• **Directions for this task**:
The entries are given below. Output each one unchanged.
[Records provided Boundary: Start]
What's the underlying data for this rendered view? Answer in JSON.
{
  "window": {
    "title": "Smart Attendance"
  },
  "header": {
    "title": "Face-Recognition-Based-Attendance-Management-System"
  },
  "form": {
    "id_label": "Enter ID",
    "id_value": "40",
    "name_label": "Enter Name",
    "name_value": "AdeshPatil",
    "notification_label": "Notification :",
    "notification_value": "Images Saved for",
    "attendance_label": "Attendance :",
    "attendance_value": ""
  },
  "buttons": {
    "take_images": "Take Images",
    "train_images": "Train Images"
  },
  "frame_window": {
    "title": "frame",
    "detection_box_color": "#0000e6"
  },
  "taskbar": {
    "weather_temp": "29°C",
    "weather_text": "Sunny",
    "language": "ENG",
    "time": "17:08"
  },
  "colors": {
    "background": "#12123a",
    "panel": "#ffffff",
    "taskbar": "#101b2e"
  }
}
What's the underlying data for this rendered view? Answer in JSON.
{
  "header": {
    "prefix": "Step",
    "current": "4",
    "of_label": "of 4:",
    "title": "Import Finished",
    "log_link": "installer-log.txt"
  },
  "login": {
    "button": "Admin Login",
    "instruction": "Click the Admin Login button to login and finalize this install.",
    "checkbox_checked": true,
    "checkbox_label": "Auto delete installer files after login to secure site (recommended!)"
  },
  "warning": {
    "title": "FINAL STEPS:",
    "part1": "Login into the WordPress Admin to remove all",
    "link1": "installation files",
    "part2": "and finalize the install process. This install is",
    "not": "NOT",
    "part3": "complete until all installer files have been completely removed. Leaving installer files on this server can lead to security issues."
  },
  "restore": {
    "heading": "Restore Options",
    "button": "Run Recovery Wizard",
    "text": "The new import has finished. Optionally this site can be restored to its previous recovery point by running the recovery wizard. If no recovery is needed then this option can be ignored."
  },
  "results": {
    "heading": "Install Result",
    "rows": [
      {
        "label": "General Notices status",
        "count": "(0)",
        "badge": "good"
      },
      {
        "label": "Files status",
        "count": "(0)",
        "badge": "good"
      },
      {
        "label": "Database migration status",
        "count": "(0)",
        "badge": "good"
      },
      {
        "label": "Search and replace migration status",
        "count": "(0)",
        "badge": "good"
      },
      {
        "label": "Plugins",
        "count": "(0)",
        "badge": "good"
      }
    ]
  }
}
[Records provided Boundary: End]
• **Answer box**:
What's the underlying data for this rendered view? Answer in JSON.
{
  "window": {
    "title": "Smart Attendance"
  },
  "header": {
    "title": "Face-Recognition-Based-Attendance-Management-System"
  },
  "form": {
    "id_label": "Enter ID",
    "id_value": "40",
    "name_label": "Enter Name",
    "name_value": "AdeshPatil",
    "notification_label": "Notification :",
    "notification_value": "Images Saved for",
    "attendance_label": "Attendance :",
    "attendance_value": ""
  },
  "buttons": {
    "take_images": "Take Images",
    "train_images": "Train Images"
  },
  "frame_window": {
    "title": "frame",
    "detection_box_color": "#0000e6"
  },
  "taskbar": {
    "weather_temp": "29°C",
    "weather_text": "Sunny",
    "language": "ENG",
    "time": "17:08"
  },
  "colors": {
    "background": "#12123a",
    "panel": "#ffffff",
    "taskbar": "#101b2e"
  }
}
What's the underlying data for this rendered view? Answer in JSON.
{
  "header": {
    "prefix": "Step",
    "current": "4",
    "of_label": "of 4:",
    "title": "Import Finished",
    "log_link": "installer-log.txt"
  },
  "login": {
    "button": "Admin Login",
    "instruction": "Click the Admin Login button to login and finalize this install.",
    "checkbox_checked": true,
    "checkbox_label": "Auto delete installer files after login to secure site (recommended!)"
  },
  "warning": {
    "title": "FINAL STEPS:",
    "part1": "Login into the WordPress Admin to remove all",
    "link1": "installation files",
    "part2": "and finalize the install process. This install is",
    "not": "NOT",
    "part3": "complete until all installer files have been completely removed. Leaving installer files on this server can lead to security issues."
  },
  "restore": {
    "heading": "Restore Options",
    "button": "Run Recovery Wizard",
    "text": "The new import has finished. Optionally this site can be restored to its previous recovery point by running the recovery wizard. If no recovery is needed then this option can be ignored."
  },
  "results": {
    "heading": "Install Result",
    "rows": [
      {
        "label": "General Notices status",
        "count": "(0)",
        "badge": "good"
      },
      {
        "label": "Files status",
        "count": "(0)",
        "badge": "good"
      },
      {
        "label": "Database migration status",
        "count": "(0)",
        "badge": "good"
      },
      {
        "label": "Search and replace migration status",
        "count": "(0)",
        "badge": "good"
      },
      {
        "label": "Plugins",
        "count": "(0)",
        "badge": "good"
      }
    ]
  }
}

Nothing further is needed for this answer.